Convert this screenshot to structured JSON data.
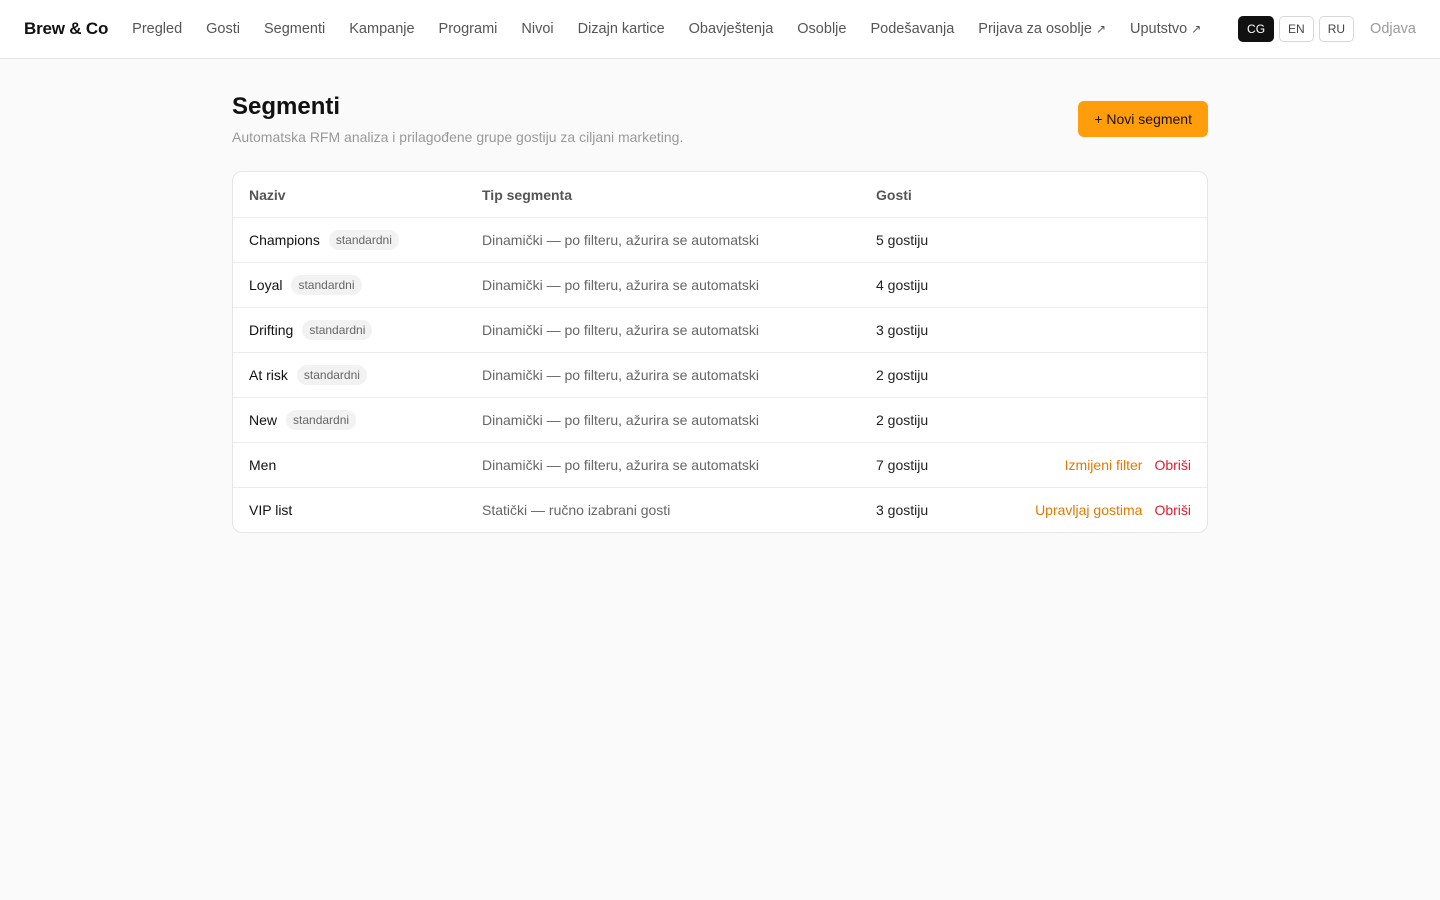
{
  "app": {
    "brand": "Brew & Co"
  },
  "nav": {
    "items": [
      {
        "label": "Pregled"
      },
      {
        "label": "Gosti"
      },
      {
        "label": "Segmenti"
      },
      {
        "label": "Kampanje"
      },
      {
        "label": "Programi"
      },
      {
        "label": "Nivoi"
      },
      {
        "label": "Dizajn kartice"
      },
      {
        "label": "Obavještenja"
      },
      {
        "label": "Osoblje"
      },
      {
        "label": "Podešavanja"
      }
    ],
    "external": [
      {
        "label": "Prijava za osoblje",
        "icon": "↗"
      },
      {
        "label": "Uputstvo",
        "icon": "↗"
      }
    ],
    "languages": [
      "CG",
      "EN",
      "RU"
    ],
    "active_language": "CG",
    "logout": "Odjava"
  },
  "page": {
    "title": "Segmenti",
    "subtitle": "Automatska RFM analiza i prilagođene grupe gostiju za ciljani marketing.",
    "new_button": "+ Novi segment"
  },
  "table": {
    "headers": {
      "name": "Naziv",
      "type": "Tip segmenta",
      "count": "Gosti"
    },
    "rows": [
      {
        "name": "Champions",
        "badge": "standardni",
        "type": "Dinamički — po filteru, ažurira se automatski",
        "count": "5 gostiju",
        "action": "",
        "delete": ""
      },
      {
        "name": "Loyal",
        "badge": "standardni",
        "type": "Dinamički — po filteru, ažurira se automatski",
        "count": "4 gostiju",
        "action": "",
        "delete": ""
      },
      {
        "name": "Drifting",
        "badge": "standardni",
        "type": "Dinamički — po filteru, ažurira se automatski",
        "count": "3 gostiju",
        "action": "",
        "delete": ""
      },
      {
        "name": "At risk",
        "badge": "standardni",
        "type": "Dinamički — po filteru, ažurira se automatski",
        "count": "2 gostiju",
        "action": "",
        "delete": ""
      },
      {
        "name": "New",
        "badge": "standardni",
        "type": "Dinamički — po filteru, ažurira se automatski",
        "count": "2 gostiju",
        "action": "",
        "delete": ""
      },
      {
        "name": "Men",
        "badge": "",
        "type": "Dinamički — po filteru, ažurira se automatski",
        "count": "7 gostiju",
        "action": "Izmijeni filter",
        "delete": "Obriši"
      },
      {
        "name": "VIP list",
        "badge": "",
        "type": "Statički — ručno izabrani gosti",
        "count": "3 gostiju",
        "action": "Upravljaj gostima",
        "delete": "Obriši"
      }
    ]
  },
  "colors": {
    "accent": "#ff9d0a",
    "action_link": "#e07a00",
    "danger": "#e11d2f",
    "active_lang_bg": "#111111"
  }
}
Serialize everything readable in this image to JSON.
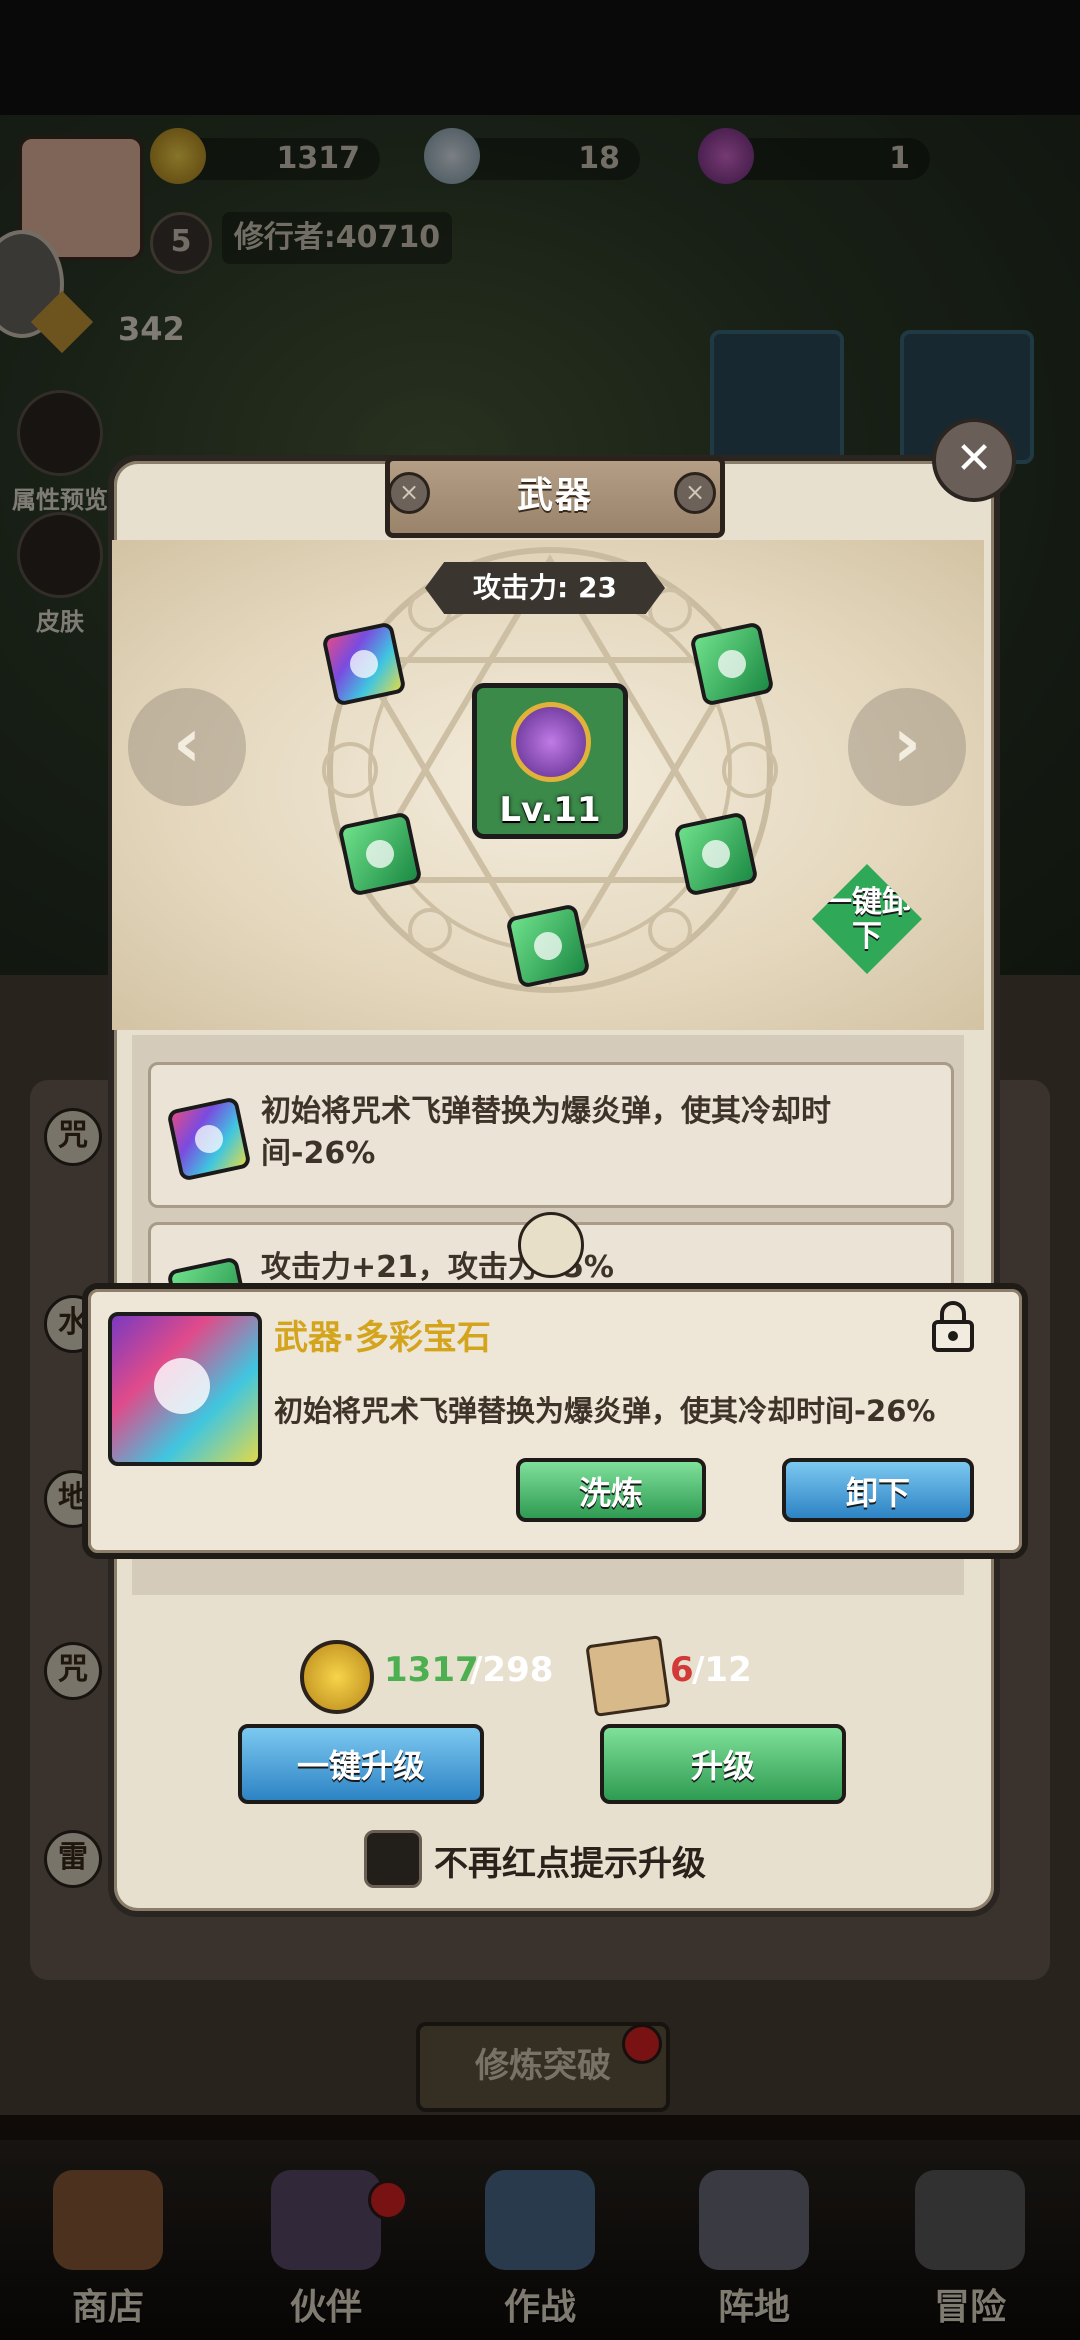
{
  "header": {
    "coins": "1317",
    "crystals": "18",
    "orbs": "1",
    "level": "5",
    "player_name": "修行者:40710",
    "power": "342"
  },
  "side_menu": {
    "attr_preview": "属性预览",
    "skin": "皮肤"
  },
  "dialog": {
    "title": "武器",
    "attack_label": "攻击力: 23",
    "weapon_level": "Lv.11",
    "unequip_all": "一键卸下",
    "effects": [
      {
        "text": "初始将咒术飞弹替换为爆炎弹，使其冷却时间-26%"
      },
      {
        "text": "攻击力+21，攻击力+5%"
      }
    ],
    "cost": {
      "coins_have": "1317",
      "coins_need": "/298",
      "scrolls_have": "6",
      "scrolls_need": "/12"
    },
    "one_click_upgrade": "一键升级",
    "upgrade": "升级",
    "no_red_dot_label": "不再红点提示升级"
  },
  "popup": {
    "name": "武器·多彩宝石",
    "description": "初始将咒术飞弹替换为爆炎弹，使其冷却时间-26%",
    "refine_button": "洗炼",
    "unequip_button": "卸下"
  },
  "behind": {
    "cultivate_button": "修炼突破",
    "side_tags": [
      "咒",
      "水",
      "地",
      "咒",
      "雷"
    ]
  },
  "bottom_nav": [
    {
      "label": "商店",
      "icon": "shop-icon"
    },
    {
      "label": "伙伴",
      "icon": "partner-hat-icon"
    },
    {
      "label": "作战",
      "icon": "battle-book-icon"
    },
    {
      "label": "阵地",
      "icon": "tower-icon"
    },
    {
      "label": "冒险",
      "icon": "adventure-lock-icon"
    }
  ],
  "colors": {
    "green_button": "#2f9b52",
    "blue_button": "#2d83c4",
    "gold_text": "#d3a41c",
    "have_ok": "#4caf50",
    "have_low": "#d23a3a"
  }
}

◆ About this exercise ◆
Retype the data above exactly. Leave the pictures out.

◆ Finished exercise ◆
Convert this screenshot to structured JSON data.
{
  "app": {
    "brand": "Brew & Co"
  },
  "nav": {
    "items": [
      {
        "label": "Pregled"
      },
      {
        "label": "Gosti"
      },
      {
        "label": "Segmenti"
      },
      {
        "label": "Kampanje"
      },
      {
        "label": "Programi"
      },
      {
        "label": "Nivoi"
      },
      {
        "label": "Dizajn kartice"
      },
      {
        "label": "Obavještenja"
      },
      {
        "label": "Osoblje"
      },
      {
        "label": "Podešavanja"
      }
    ],
    "external": [
      {
        "label": "Prijava za osoblje",
        "icon": "↗"
      },
      {
        "label": "Uputstvo",
        "icon": "↗"
      }
    ],
    "languages": [
      "CG",
      "EN",
      "RU"
    ],
    "active_language": "CG",
    "logout": "Odjava"
  },
  "page": {
    "title": "Segmenti",
    "subtitle": "Automatska RFM analiza i prilagođene grupe gostiju za ciljani marketing.",
    "new_button": "+ Novi segment"
  },
  "table": {
    "headers": {
      "name": "Naziv",
      "type": "Tip segmenta",
      "count": "Gosti"
    },
    "rows": [
      {
        "name": "Champions",
        "badge": "standardni",
        "type": "Dinamički — po filteru, ažurira se automatski",
        "count": "5 gostiju",
        "action": "",
        "delete": ""
      },
      {
        "name": "Loyal",
        "badge": "standardni",
        "type": "Dinamički — po filteru, ažurira se automatski",
        "count": "4 gostiju",
        "action": "",
        "delete": ""
      },
      {
        "name": "Drifting",
        "badge": "standardni",
        "type": "Dinamički — po filteru, ažurira se automatski",
        "count": "3 gostiju",
        "action": "",
        "delete": ""
      },
      {
        "name": "At risk",
        "badge": "standardni",
        "type": "Dinamički — po filteru, ažurira se automatski",
        "count": "2 gostiju",
        "action": "",
        "delete": ""
      },
      {
        "name": "New",
        "badge": "standardni",
        "type": "Dinamički — po filteru, ažurira se automatski",
        "count": "2 gostiju",
        "action": "",
        "delete": ""
      },
      {
        "name": "Men",
        "badge": "",
        "type": "Dinamički — po filteru, ažurira se automatski",
        "count": "7 gostiju",
        "action": "Izmijeni filter",
        "delete": "Obriši"
      },
      {
        "name": "VIP list",
        "badge": "",
        "type": "Statički — ručno izabrani gosti",
        "count": "3 gostiju",
        "action": "Upravljaj gostima",
        "delete": "Obriši"
      }
    ]
  },
  "colors": {
    "accent": "#ff9d0a",
    "action_link": "#e07a00",
    "danger": "#e11d2f",
    "active_lang_bg": "#111111"
  }
}
Serialize everything readable in this image to JSON.
{
  "header": {
    "coins": "1317",
    "crystals": "18",
    "orbs": "1",
    "level": "5",
    "player_name": "修行者:40710",
    "power": "342"
  },
  "side_menu": {
    "attr_preview": "属性预览",
    "skin": "皮肤"
  },
  "dialog": {
    "title": "武器",
    "attack_label": "攻击力: 23",
    "weapon_level": "Lv.11",
    "unequip_all": "一键卸下",
    "effects": [
      {
        "text": "初始将咒术飞弹替换为爆炎弹，使其冷却时间-26%"
      },
      {
        "text": "攻击力+21，攻击力+5%"
      }
    ],
    "cost": {
      "coins_have": "1317",
      "coins_need": "/298",
      "scrolls_have": "6",
      "scrolls_need": "/12"
    },
    "one_click_upgrade": "一键升级",
    "upgrade": "升级",
    "no_red_dot_label": "不再红点提示升级"
  },
  "popup": {
    "name": "武器·多彩宝石",
    "description": "初始将咒术飞弹替换为爆炎弹，使其冷却时间-26%",
    "refine_button": "洗炼",
    "unequip_button": "卸下"
  },
  "behind": {
    "cultivate_button": "修炼突破",
    "side_tags": [
      "咒",
      "水",
      "地",
      "咒",
      "雷"
    ]
  },
  "bottom_nav": [
    {
      "label": "商店",
      "icon": "shop-icon"
    },
    {
      "label": "伙伴",
      "icon": "partner-hat-icon"
    },
    {
      "label": "作战",
      "icon": "battle-book-icon"
    },
    {
      "label": "阵地",
      "icon": "tower-icon"
    },
    {
      "label": "冒险",
      "icon": "adventure-lock-icon"
    }
  ],
  "colors": {
    "green_button": "#2f9b52",
    "blue_button": "#2d83c4",
    "gold_text": "#d3a41c",
    "have_ok": "#4caf50",
    "have_low": "#d23a3a"
  }
}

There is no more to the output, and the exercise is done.